Page and application data records

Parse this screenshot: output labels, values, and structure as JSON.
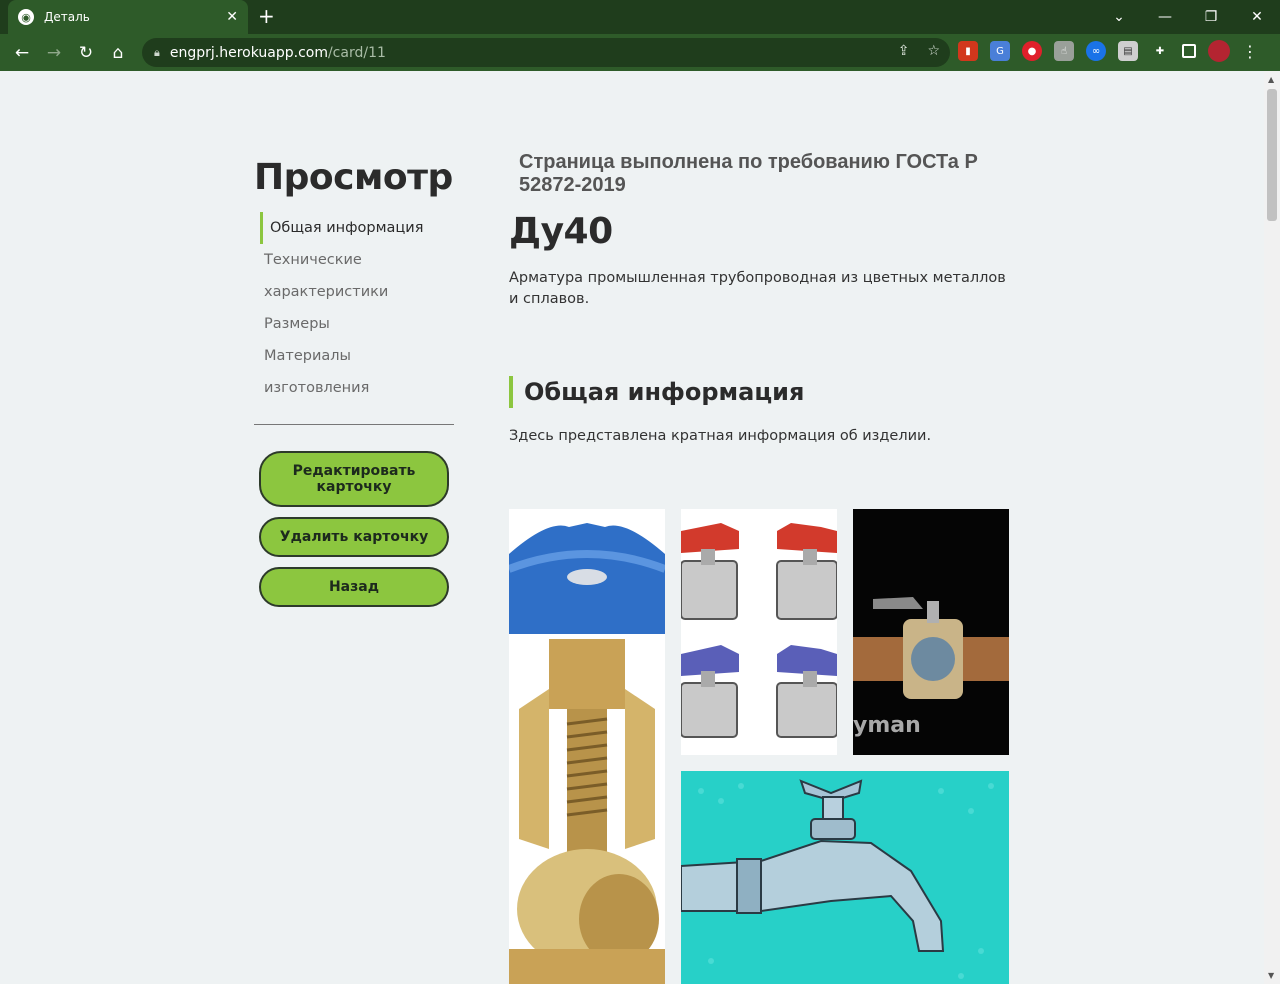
{
  "browser": {
    "tab_title": "Деталь",
    "tab_close": "✕",
    "new_tab": "+",
    "url_host": "engprj.herokuapp.com",
    "url_path": "/card/11",
    "controls": {
      "dropdown": "⌄",
      "minimize": "—",
      "restore": "❐",
      "close": "✕"
    }
  },
  "sidebar": {
    "title": "Просмотр",
    "nav": [
      {
        "label": "Общая информация",
        "active": true
      },
      {
        "label": "Технические"
      },
      {
        "label": "характеристики"
      },
      {
        "label": "Размеры"
      },
      {
        "label": "Материалы изготовления"
      }
    ],
    "buttons": {
      "edit": "Редактировать карточку",
      "delete": "Удалить карточку",
      "back": "Назад"
    }
  },
  "main": {
    "gost_note": "Страница выполнена по требованию ГОСТа Р 52872-2019",
    "heading": "Ду40",
    "description": "Арматура промышленная трубопроводная из цветных металлов и сплавов.",
    "section_title": "Общая информация",
    "section_text": "Здесь представлена кратная информация об изделии."
  },
  "gallery": {
    "watermark": "yman"
  },
  "colors": {
    "accent": "#8cc63f",
    "chrome_dark": "#1f3d1c",
    "chrome": "#2e5b29",
    "page_bg": "#eef2f3"
  },
  "icons": [
    "back-icon",
    "forward-icon",
    "reload-icon",
    "home-icon",
    "lock-icon",
    "share-icon",
    "star-icon",
    "extensions-icon",
    "sidebar-icon",
    "menu-icon"
  ]
}
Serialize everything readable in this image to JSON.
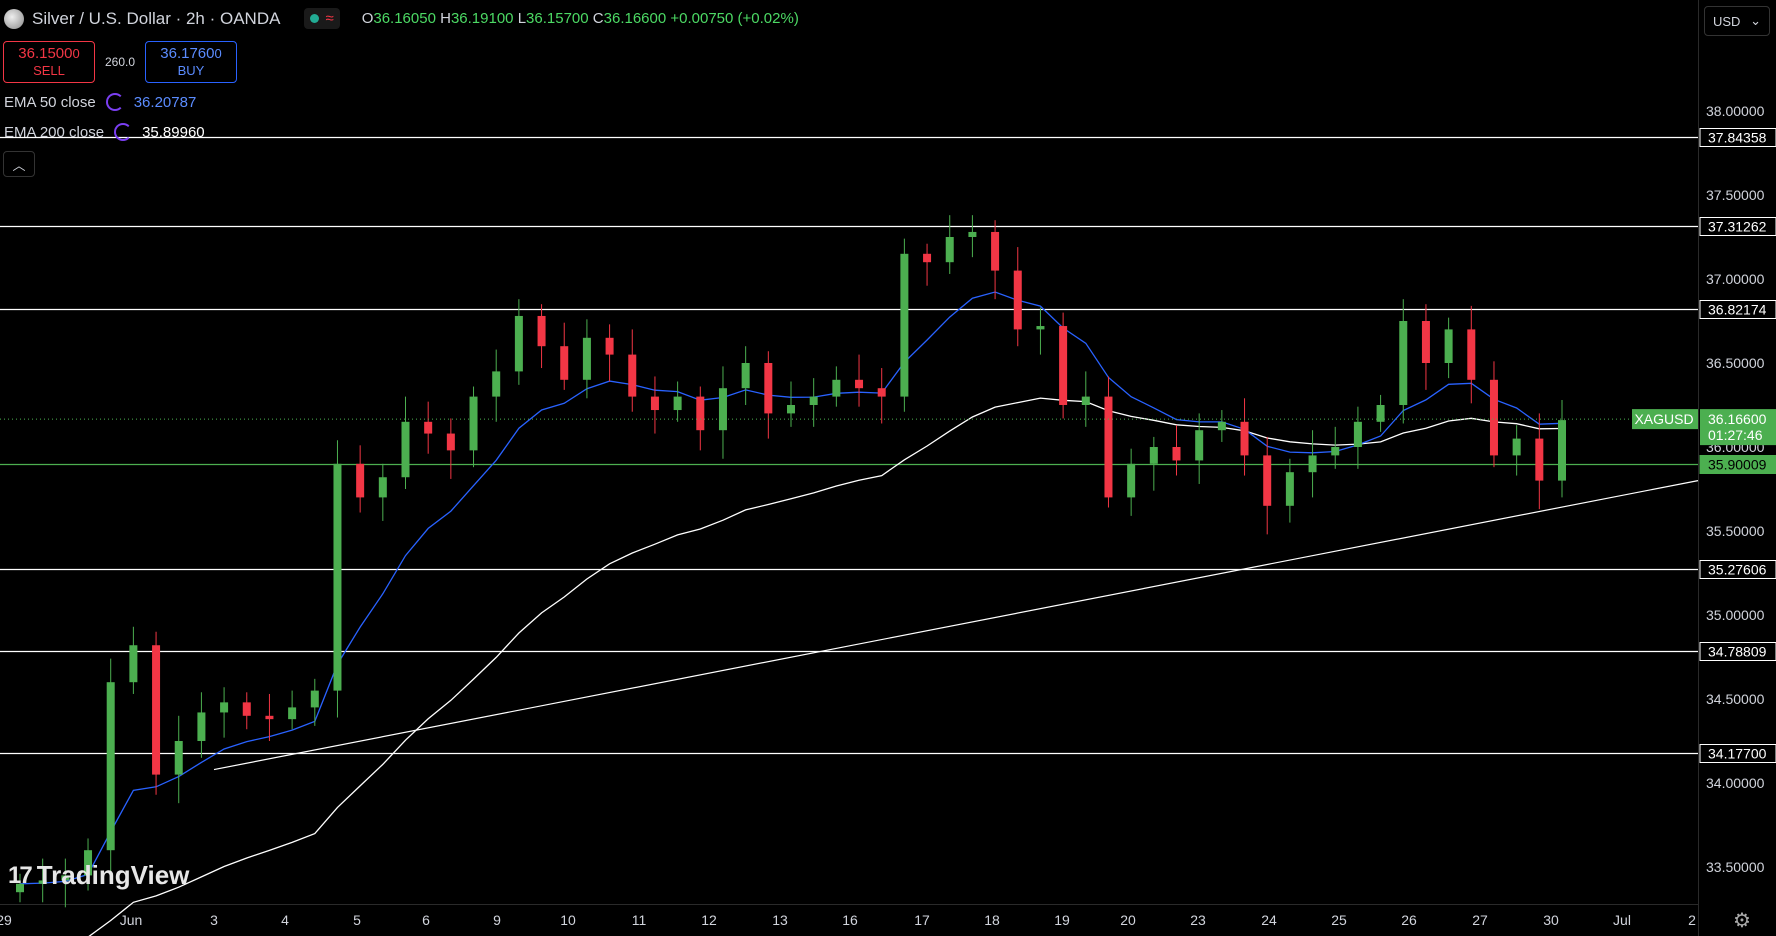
{
  "header": {
    "symbol_title": "Silver / U.S. Dollar · 2h · OANDA",
    "ohlc": {
      "o_label": "O",
      "o": "36.16050",
      "h_label": "H",
      "h": "36.19100",
      "l_label": "L",
      "l": "36.15700",
      "c_label": "C",
      "c": "36.16600",
      "change": "+0.00750 (+0.02%)"
    }
  },
  "trade": {
    "sell_price": "36.1500",
    "sell_price_sup": "0",
    "sell_label": "SELL",
    "spread": "260.0",
    "buy_price": "36.1760",
    "buy_price_sup": "0",
    "buy_label": "BUY"
  },
  "indicators": {
    "ema50_label": "EMA 50 close",
    "ema50_value": "36.20787",
    "ema50_color": "#2962ff",
    "ema200_label": "EMA 200 close",
    "ema200_value": "35.89960",
    "ema200_color": "#ffffff"
  },
  "currency_select": "USD",
  "watermark": "TradingView",
  "chart_data": {
    "type": "candlestick",
    "symbol_tag": "XAGUSD",
    "current_price": "36.16600",
    "countdown": "01:27:46",
    "y_axis_ticks": [
      "38.00000",
      "37.50000",
      "37.00000",
      "36.50000",
      "36.00000",
      "35.50000",
      "35.00000",
      "34.50000",
      "34.00000",
      "33.50000"
    ],
    "ylim": [
      33.3,
      38.2
    ],
    "x_axis_ticks": [
      "29",
      "Jun",
      "3",
      "4",
      "5",
      "6",
      "9",
      "10",
      "11",
      "12",
      "13",
      "16",
      "17",
      "18",
      "19",
      "20",
      "23",
      "24",
      "25",
      "26",
      "27",
      "30",
      "Jul",
      "2"
    ],
    "horizontal_levels": [
      "37.84358",
      "37.31262",
      "36.82174",
      "35.90009",
      "35.27606",
      "34.78809",
      "34.17700"
    ],
    "highlight_level": "35.90009",
    "colors": {
      "up": "#4caf50",
      "down": "#f23645",
      "ema50": "#2962ff",
      "ema200": "#ffffff",
      "level": "#ffffff",
      "price_tag": "#4caf50"
    },
    "trendline": {
      "from": {
        "date": "Jun 2",
        "price": 34.08
      },
      "to": {
        "date": "Jul 1",
        "price": 35.7
      }
    },
    "candles_approx_closes": [
      33.4,
      33.42,
      33.45,
      33.6,
      34.6,
      34.82,
      34.05,
      34.25,
      34.42,
      34.48,
      34.4,
      34.38,
      34.45,
      34.55,
      35.9,
      35.7,
      35.82,
      36.15,
      36.08,
      35.98,
      36.3,
      36.45,
      36.78,
      36.6,
      36.4,
      36.65,
      36.55,
      36.3,
      36.22,
      36.3,
      36.1,
      36.35,
      36.5,
      36.2,
      36.25,
      36.3,
      36.4,
      36.35,
      36.3,
      37.15,
      37.1,
      37.25,
      37.28,
      37.05,
      36.7,
      36.72,
      36.25,
      36.3,
      35.7,
      35.9,
      36.0,
      35.92,
      36.1,
      36.15,
      35.95,
      35.65,
      35.85,
      35.95,
      36.0,
      36.15,
      36.25,
      36.75,
      36.5,
      36.7,
      36.4,
      35.95,
      36.05,
      35.8,
      36.16
    ]
  }
}
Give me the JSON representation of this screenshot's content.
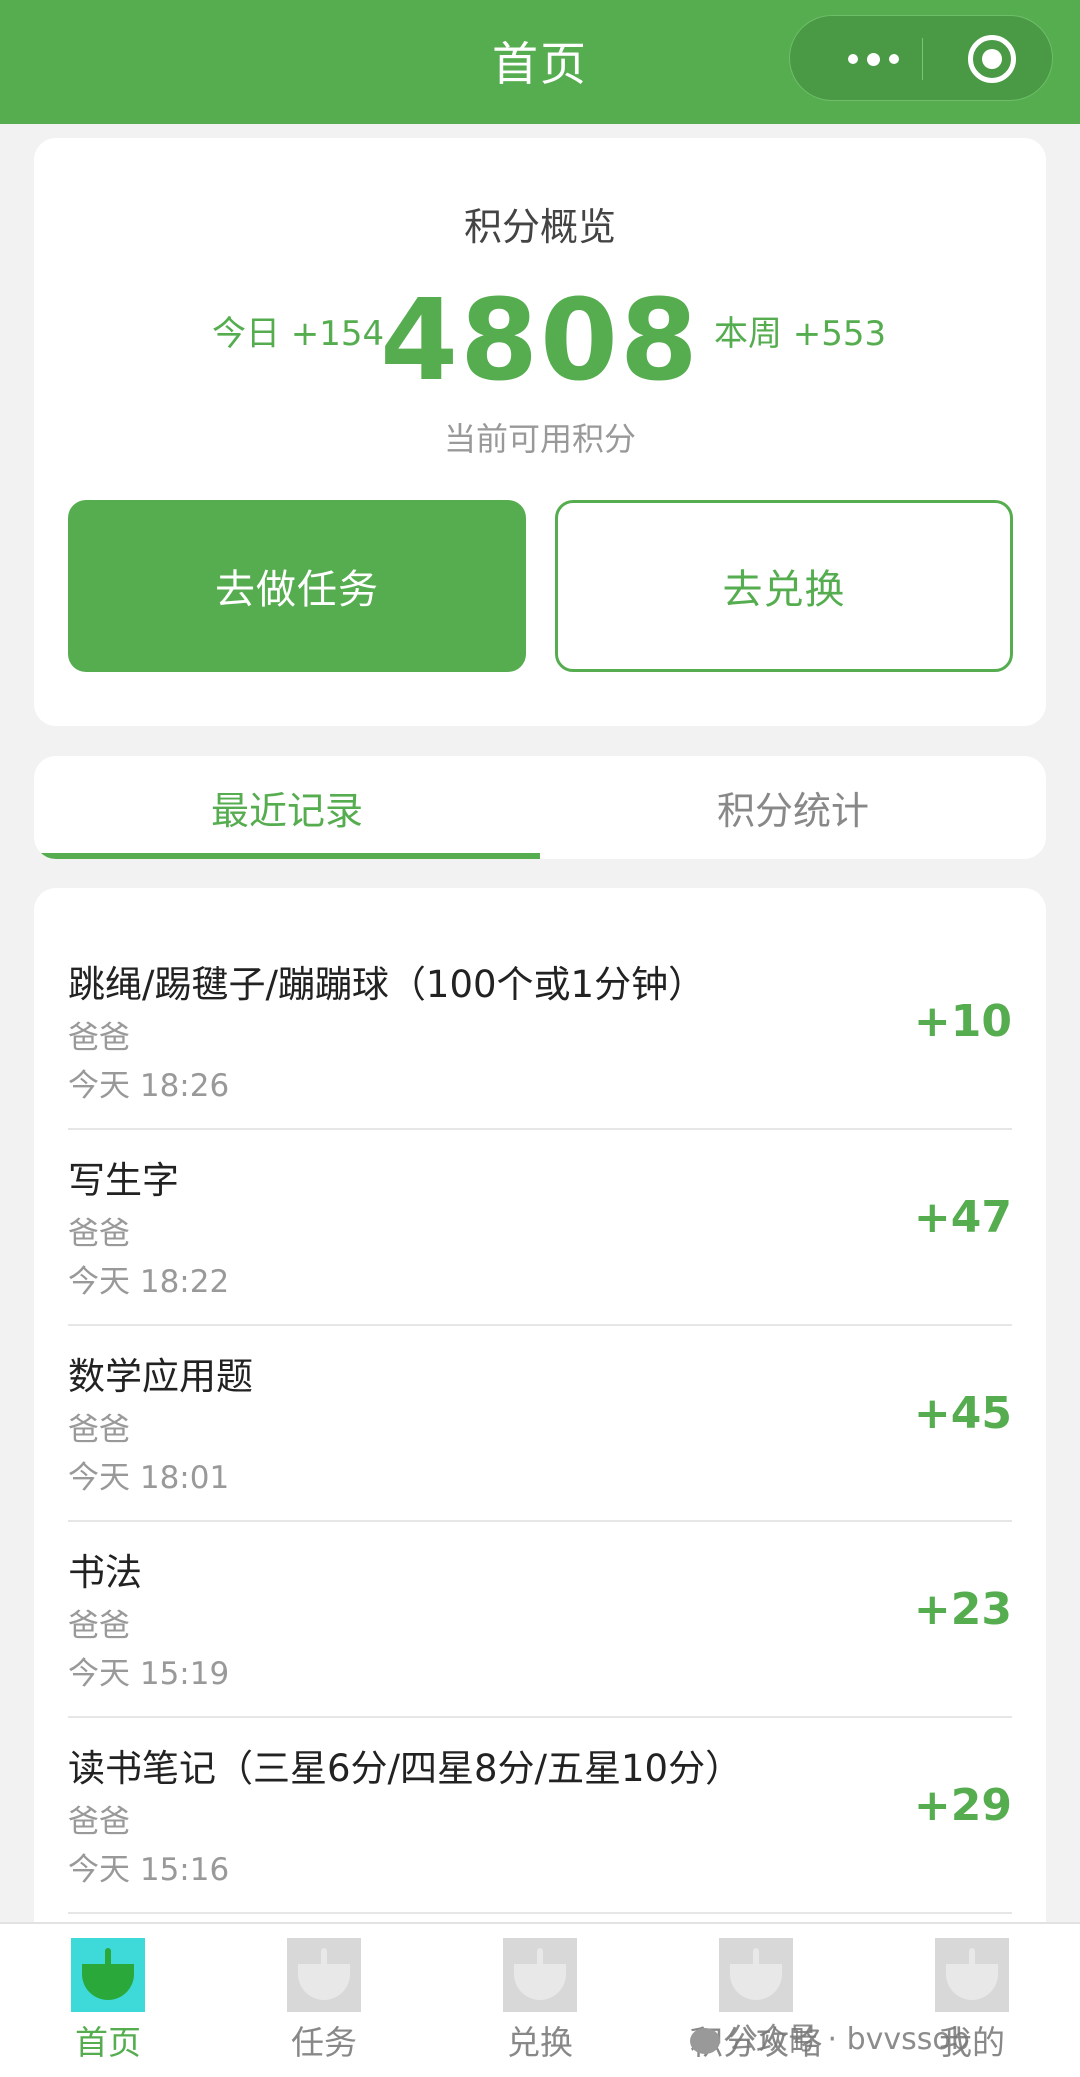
{
  "nav": {
    "title": "首页"
  },
  "overview": {
    "title": "积分概览",
    "today": "今日 +154",
    "points": "4808",
    "week": "本周 +553",
    "subtitle": "当前可用积分",
    "task_button": "去做任务",
    "exchange_button": "去兑换"
  },
  "tabs": {
    "recent": "最近记录",
    "stats": "积分统计"
  },
  "records": [
    {
      "title": "跳绳/踢毽子/蹦蹦球（100个或1分钟）",
      "by": "爸爸",
      "time": "今天 18:26",
      "points": "+10"
    },
    {
      "title": "写生字",
      "by": "爸爸",
      "time": "今天 18:22",
      "points": "+47"
    },
    {
      "title": "数学应用题",
      "by": "爸爸",
      "time": "今天 18:01",
      "points": "+45"
    },
    {
      "title": "书法",
      "by": "爸爸",
      "time": "今天 15:19",
      "points": "+23"
    },
    {
      "title": "读书笔记（三星6分/四星8分/五星10分）",
      "by": "爸爸",
      "time": "今天 15:16",
      "points": "+29"
    }
  ],
  "tabbar": [
    {
      "label": "首页",
      "icon": "sprout-icon",
      "active": true
    },
    {
      "label": "任务",
      "icon": "sprout-icon",
      "active": false
    },
    {
      "label": "兑换",
      "icon": "sprout-icon",
      "active": false
    },
    {
      "label": "积分攻略",
      "icon": "sprout-icon",
      "active": false
    },
    {
      "label": "我的",
      "icon": "sprout-icon",
      "active": false
    }
  ],
  "watermark": "公众号 · bvvssob",
  "colors": {
    "accent": "#55ad4f",
    "background": "#f2f2f2",
    "divider": "#e6e6e6"
  }
}
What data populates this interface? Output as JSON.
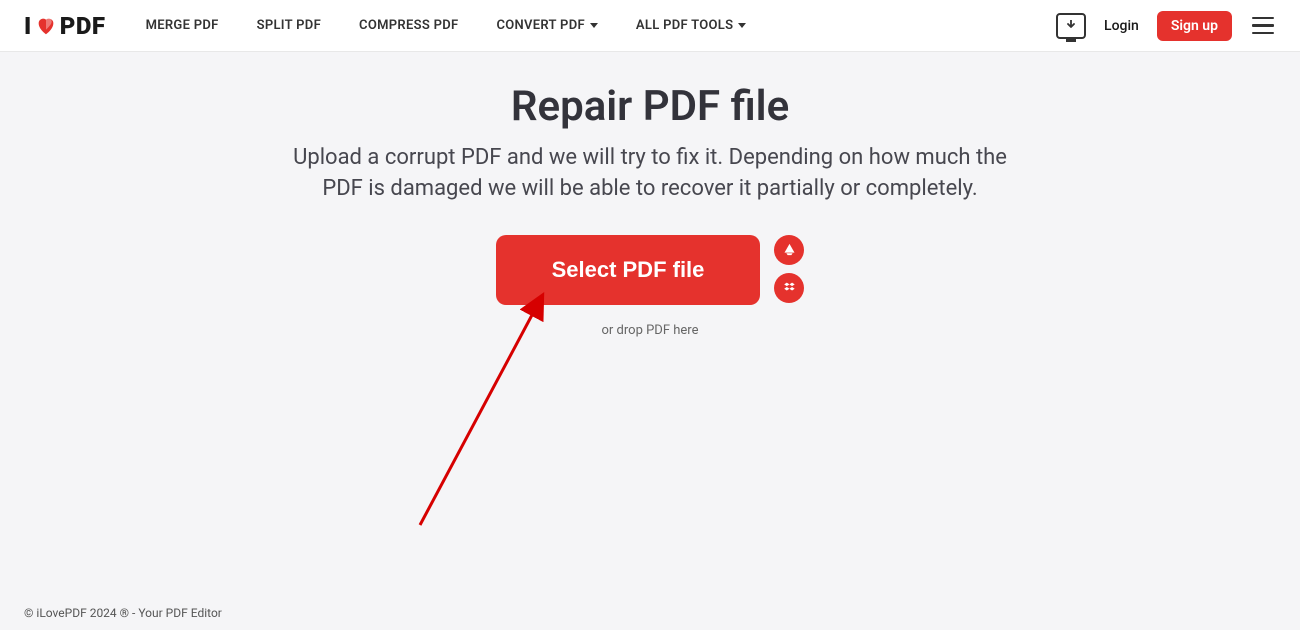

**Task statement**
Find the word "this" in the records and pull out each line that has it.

**Result**
Parse this screenshot: output labels, values, and structure as JSON.
Serialize everything readable in this image to JSON.
Give me the JSON representation of this screenshot's content.
What data populates this interface? Output as JSON.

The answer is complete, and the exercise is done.